YOUR OBJECTIVE:
Look for the word "subtitle" in the entries below, then copy every line that has it.

ENTRIES SHOWN:
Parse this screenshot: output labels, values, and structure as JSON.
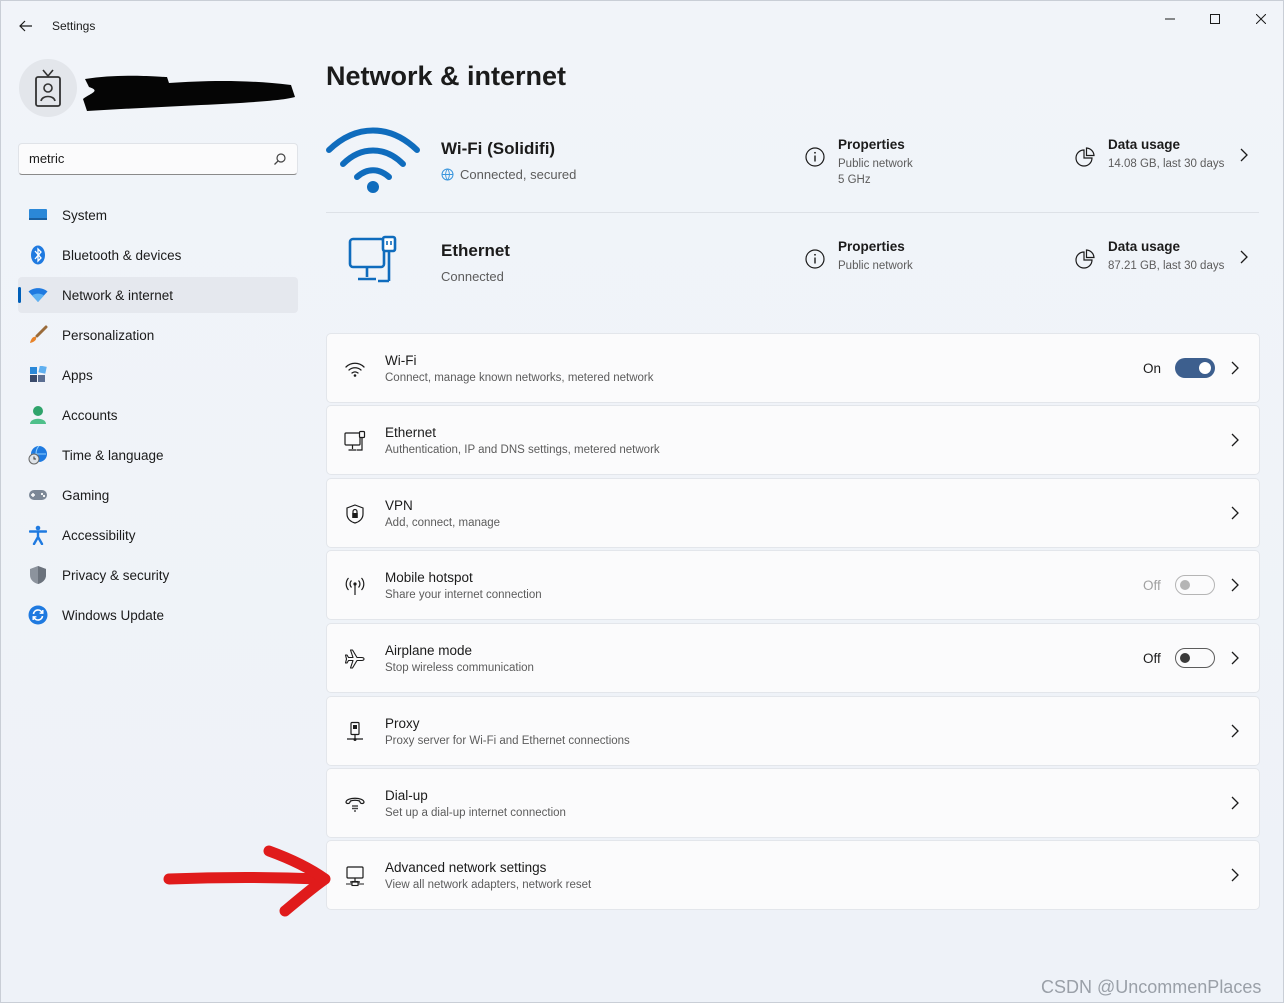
{
  "window": {
    "title": "Settings"
  },
  "search": {
    "value": "metric"
  },
  "nav": {
    "items": [
      {
        "label": "System",
        "icon": "system-icon"
      },
      {
        "label": "Bluetooth & devices",
        "icon": "bluetooth-icon"
      },
      {
        "label": "Network & internet",
        "icon": "wifi-icon",
        "active": true
      },
      {
        "label": "Personalization",
        "icon": "brush-icon"
      },
      {
        "label": "Apps",
        "icon": "apps-icon"
      },
      {
        "label": "Accounts",
        "icon": "person-icon"
      },
      {
        "label": "Time & language",
        "icon": "globe-clock-icon"
      },
      {
        "label": "Gaming",
        "icon": "gamepad-icon"
      },
      {
        "label": "Accessibility",
        "icon": "accessibility-icon"
      },
      {
        "label": "Privacy & security",
        "icon": "shield-icon"
      },
      {
        "label": "Windows Update",
        "icon": "update-icon"
      }
    ]
  },
  "main": {
    "title": "Network & internet",
    "wifi_conn": {
      "name": "Wi-Fi (Solidifi)",
      "status": "Connected, secured",
      "properties_title": "Properties",
      "properties_line1": "Public network",
      "properties_line2": "5 GHz",
      "usage_title": "Data usage",
      "usage_sub": "14.08 GB, last 30 days"
    },
    "eth_conn": {
      "name": "Ethernet",
      "status": "Connected",
      "properties_title": "Properties",
      "properties_line1": "Public network",
      "usage_title": "Data usage",
      "usage_sub": "87.21 GB, last 30 days"
    },
    "cards": [
      {
        "title": "Wi-Fi",
        "subtitle": "Connect, manage known networks, metered network",
        "icon": "wifi-icon",
        "toggle": "On"
      },
      {
        "title": "Ethernet",
        "subtitle": "Authentication, IP and DNS settings, metered network",
        "icon": "ethernet-icon"
      },
      {
        "title": "VPN",
        "subtitle": "Add, connect, manage",
        "icon": "vpn-shield-icon"
      },
      {
        "title": "Mobile hotspot",
        "subtitle": "Share your internet connection",
        "icon": "hotspot-icon",
        "toggle": "Off",
        "disabled": true
      },
      {
        "title": "Airplane mode",
        "subtitle": "Stop wireless communication",
        "icon": "airplane-icon",
        "toggle": "Off"
      },
      {
        "title": "Proxy",
        "subtitle": "Proxy server for Wi-Fi and Ethernet connections",
        "icon": "proxy-icon"
      },
      {
        "title": "Dial-up",
        "subtitle": "Set up a dial-up internet connection",
        "icon": "dialup-icon"
      },
      {
        "title": "Advanced network settings",
        "subtitle": "View all network adapters, network reset",
        "icon": "network-adapter-icon"
      }
    ]
  },
  "watermark": "CSDN @UncommenPlaces",
  "colors": {
    "accent": "#005fb8",
    "toggle_on": "#3d5f8e",
    "wifi_big": "#0f6cbd",
    "annotation_arrow": "#e01b1b"
  }
}
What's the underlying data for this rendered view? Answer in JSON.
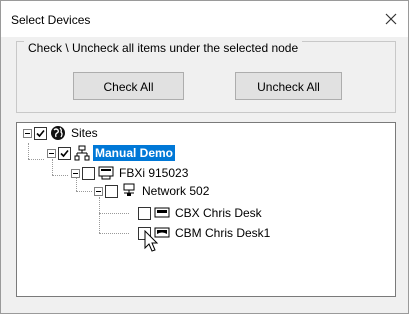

WRITTEN SOLUTION:
        "subtitle": "Connect, manage known networks, metered network",
        "subtitle": "Authentication, IP and DNS settings, metered network",
        "subtitle": "Add, connect, manage",
        "subtitle": "Share your internet connection",
        "subtitle": "Stop wireless communication",
        "subtitle": "Proxy server for Wi-Fi and Ethernet connections",
        "subtitle": "Set up a dial-up internet connection",
        "subtitle": "View all network adapters, network reset",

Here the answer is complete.